--- Source records ---
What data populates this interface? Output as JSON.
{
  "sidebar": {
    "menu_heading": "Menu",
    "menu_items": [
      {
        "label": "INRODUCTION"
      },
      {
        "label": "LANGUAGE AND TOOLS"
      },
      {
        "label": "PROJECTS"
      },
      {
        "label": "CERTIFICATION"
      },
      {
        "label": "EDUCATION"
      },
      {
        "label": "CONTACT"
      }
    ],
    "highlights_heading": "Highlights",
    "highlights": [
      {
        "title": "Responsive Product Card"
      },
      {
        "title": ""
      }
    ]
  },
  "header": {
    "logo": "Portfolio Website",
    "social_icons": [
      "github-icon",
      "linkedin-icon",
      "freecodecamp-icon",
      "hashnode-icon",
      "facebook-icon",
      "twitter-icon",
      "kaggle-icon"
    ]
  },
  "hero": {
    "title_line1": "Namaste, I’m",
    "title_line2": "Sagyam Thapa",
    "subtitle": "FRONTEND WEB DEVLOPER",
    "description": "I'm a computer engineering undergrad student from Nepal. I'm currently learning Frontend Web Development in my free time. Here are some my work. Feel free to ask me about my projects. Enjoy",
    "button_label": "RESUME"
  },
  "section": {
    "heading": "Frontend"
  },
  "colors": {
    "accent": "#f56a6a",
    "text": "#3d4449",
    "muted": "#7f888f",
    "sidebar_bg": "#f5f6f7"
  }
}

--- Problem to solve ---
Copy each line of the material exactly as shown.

--- Exercise result ---
What data populates this interface? Output as JSON.
{
  "sidebar": {
    "menu_heading": "Menu",
    "menu_items": [
      {
        "label": "INRODUCTION"
      },
      {
        "label": "LANGUAGE AND TOOLS"
      },
      {
        "label": "PROJECTS"
      },
      {
        "label": "CERTIFICATION"
      },
      {
        "label": "EDUCATION"
      },
      {
        "label": "CONTACT"
      }
    ],
    "highlights_heading": "Highlights",
    "highlights": [
      {
        "title": "Responsive Product Card"
      },
      {
        "title": ""
      }
    ]
  },
  "header": {
    "logo": "Portfolio Website",
    "social_icons": [
      "github-icon",
      "linkedin-icon",
      "freecodecamp-icon",
      "hashnode-icon",
      "facebook-icon",
      "twitter-icon",
      "kaggle-icon"
    ]
  },
  "hero": {
    "title_line1": "Namaste, I’m",
    "title_line2": "Sagyam Thapa",
    "subtitle": "FRONTEND WEB DEVLOPER",
    "description": "I'm a computer engineering undergrad student from Nepal. I'm currently learning Frontend Web Development in my free time. Here are some my work. Feel free to ask me about my projects. Enjoy",
    "button_label": "RESUME"
  },
  "section": {
    "heading": "Frontend"
  },
  "colors": {
    "accent": "#f56a6a",
    "text": "#3d4449",
    "muted": "#7f888f",
    "sidebar_bg": "#f5f6f7"
  }
}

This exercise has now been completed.